“The case of Piergiorgio Welby is not a case of euthanasia,” Dr Riccio stated. “It’s a case of refusing treatment.” According to the doctor, such cases happen every day—quietly, without the public attention that Welby’s case had received.
The New York Times (December 22, 2006) reported that Italian law “does not allow anyone to assist in a death, even by consent. Two recent legal decisions on Mr. Welby’s case questioned the legality of a doctor detaching life support, while upholding Mr. Welby’s right to decline treatment.”
Emma Bonino, a leader in the Radical Party, of which Mr. Welby was a member, said: “Piergiorgio Welby did not invent a phenomenon. He gave a voice to a reality — voice, body, suffering — to a reality that exists, and to which it is more simple, if more cruel, to close one’s eyes.”
While I think that it’s morally wrong to willfully take the life of another human being, I don’t pretend to be able to speak for the individual patient who finds himself in that dilemma. As the Galician quadriplegic Ramón Sampedro wrote in Cartas desde el infierno (Letters from Hell): “I don’t speak for all quadriplegics. I speak for myself — Ramón Sampedro.”
As I wrote in my review of Mar Adentro (The Sea Inside): “The sea that rages deep within the soul touches upon that universal profound question of what constitutes a human life. For Ramón Sampedro the answer becomes clear.
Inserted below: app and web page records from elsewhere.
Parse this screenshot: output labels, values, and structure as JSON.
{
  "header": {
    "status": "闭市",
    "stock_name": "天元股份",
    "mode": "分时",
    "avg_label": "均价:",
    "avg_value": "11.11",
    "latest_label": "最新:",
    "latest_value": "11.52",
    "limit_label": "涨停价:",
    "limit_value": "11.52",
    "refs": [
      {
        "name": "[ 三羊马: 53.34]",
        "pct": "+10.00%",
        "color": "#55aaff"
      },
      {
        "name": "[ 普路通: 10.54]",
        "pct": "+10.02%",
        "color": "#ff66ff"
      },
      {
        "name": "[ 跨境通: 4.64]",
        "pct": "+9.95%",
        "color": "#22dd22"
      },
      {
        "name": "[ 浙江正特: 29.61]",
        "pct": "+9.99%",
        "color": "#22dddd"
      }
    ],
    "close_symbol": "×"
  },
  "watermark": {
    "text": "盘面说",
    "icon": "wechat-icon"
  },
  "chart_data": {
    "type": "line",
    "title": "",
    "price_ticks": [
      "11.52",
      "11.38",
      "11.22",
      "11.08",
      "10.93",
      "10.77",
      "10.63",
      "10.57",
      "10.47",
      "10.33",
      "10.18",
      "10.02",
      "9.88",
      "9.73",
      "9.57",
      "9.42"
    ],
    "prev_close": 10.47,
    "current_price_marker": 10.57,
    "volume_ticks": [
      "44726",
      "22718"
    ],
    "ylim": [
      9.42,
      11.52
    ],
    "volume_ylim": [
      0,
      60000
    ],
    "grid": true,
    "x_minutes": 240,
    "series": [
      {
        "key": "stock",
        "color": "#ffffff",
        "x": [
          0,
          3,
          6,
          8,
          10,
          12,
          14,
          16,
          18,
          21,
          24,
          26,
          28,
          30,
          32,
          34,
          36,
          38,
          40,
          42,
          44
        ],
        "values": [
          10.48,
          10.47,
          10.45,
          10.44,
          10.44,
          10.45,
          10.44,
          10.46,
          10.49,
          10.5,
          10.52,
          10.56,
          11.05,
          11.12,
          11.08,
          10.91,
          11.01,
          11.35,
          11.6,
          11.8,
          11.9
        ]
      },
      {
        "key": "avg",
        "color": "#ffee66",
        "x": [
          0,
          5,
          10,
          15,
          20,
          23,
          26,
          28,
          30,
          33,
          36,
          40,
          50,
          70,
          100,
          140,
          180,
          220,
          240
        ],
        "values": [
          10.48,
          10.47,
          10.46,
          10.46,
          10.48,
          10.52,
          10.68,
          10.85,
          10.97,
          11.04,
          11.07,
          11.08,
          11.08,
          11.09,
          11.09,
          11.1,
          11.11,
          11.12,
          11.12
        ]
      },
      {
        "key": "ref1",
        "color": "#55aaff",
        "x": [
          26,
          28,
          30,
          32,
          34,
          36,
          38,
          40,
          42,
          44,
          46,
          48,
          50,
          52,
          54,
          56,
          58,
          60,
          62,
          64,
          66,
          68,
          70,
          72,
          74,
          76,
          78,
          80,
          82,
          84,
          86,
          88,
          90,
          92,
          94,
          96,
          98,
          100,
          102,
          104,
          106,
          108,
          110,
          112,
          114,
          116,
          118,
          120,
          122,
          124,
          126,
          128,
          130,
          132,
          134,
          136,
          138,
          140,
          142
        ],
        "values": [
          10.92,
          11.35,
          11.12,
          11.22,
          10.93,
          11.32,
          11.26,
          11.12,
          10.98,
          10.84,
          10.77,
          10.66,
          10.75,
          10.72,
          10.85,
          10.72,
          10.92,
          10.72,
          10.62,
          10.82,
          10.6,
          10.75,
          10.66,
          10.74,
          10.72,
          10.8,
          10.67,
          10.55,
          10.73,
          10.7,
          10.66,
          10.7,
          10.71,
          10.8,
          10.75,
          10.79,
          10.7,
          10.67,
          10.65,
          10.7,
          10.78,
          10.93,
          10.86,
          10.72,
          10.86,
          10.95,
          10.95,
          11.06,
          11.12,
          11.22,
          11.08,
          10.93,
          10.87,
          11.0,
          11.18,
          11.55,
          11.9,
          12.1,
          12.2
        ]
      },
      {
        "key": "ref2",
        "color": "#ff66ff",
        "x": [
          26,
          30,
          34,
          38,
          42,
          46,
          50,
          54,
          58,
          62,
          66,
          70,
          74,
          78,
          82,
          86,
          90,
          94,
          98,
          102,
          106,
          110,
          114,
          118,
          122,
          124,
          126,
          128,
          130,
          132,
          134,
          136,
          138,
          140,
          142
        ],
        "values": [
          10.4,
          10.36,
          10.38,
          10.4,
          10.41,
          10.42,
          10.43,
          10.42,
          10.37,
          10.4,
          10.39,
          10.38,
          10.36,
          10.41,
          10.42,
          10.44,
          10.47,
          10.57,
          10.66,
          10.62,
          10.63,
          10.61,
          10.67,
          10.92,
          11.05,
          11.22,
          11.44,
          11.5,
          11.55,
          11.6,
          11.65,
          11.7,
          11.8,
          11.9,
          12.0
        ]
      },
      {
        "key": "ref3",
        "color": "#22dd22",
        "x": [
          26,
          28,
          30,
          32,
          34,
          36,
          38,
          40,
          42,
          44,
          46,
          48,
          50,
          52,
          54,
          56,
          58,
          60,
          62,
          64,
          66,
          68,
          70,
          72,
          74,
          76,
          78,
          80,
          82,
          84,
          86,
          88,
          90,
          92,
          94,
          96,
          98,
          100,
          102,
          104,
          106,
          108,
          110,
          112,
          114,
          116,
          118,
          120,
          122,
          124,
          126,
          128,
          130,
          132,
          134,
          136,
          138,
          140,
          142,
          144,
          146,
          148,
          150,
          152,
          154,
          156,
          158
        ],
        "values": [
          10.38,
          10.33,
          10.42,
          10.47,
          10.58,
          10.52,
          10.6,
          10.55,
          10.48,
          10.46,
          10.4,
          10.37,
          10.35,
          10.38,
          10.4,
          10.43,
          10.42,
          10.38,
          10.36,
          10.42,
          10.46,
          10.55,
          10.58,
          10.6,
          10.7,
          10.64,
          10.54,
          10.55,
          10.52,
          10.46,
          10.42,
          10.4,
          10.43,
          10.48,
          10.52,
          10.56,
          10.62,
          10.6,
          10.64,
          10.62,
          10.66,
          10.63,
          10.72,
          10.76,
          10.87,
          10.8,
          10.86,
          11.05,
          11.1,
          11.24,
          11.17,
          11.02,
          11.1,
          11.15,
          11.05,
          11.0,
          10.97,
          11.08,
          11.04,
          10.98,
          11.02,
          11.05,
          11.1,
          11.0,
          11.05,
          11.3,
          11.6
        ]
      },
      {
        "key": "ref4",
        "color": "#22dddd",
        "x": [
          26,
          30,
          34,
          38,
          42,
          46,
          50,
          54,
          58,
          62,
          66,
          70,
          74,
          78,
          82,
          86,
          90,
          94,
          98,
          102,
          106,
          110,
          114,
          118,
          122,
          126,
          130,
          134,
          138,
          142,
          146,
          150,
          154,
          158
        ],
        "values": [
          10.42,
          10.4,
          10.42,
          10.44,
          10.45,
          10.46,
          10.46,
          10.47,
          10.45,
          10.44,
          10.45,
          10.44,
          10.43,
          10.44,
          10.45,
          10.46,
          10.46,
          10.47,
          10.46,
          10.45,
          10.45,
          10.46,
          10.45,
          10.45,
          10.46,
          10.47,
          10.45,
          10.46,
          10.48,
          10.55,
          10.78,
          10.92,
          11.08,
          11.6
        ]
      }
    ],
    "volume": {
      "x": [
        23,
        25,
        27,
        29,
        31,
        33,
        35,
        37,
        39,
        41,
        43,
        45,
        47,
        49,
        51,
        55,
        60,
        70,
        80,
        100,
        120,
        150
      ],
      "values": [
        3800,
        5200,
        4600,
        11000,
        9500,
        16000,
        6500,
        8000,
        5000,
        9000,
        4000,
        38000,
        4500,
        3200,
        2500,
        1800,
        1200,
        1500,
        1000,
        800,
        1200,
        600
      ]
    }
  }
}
But for many viewers the answer will remain elusively hidden in the heart. Perhaps none of us can know it truly before his or her time.”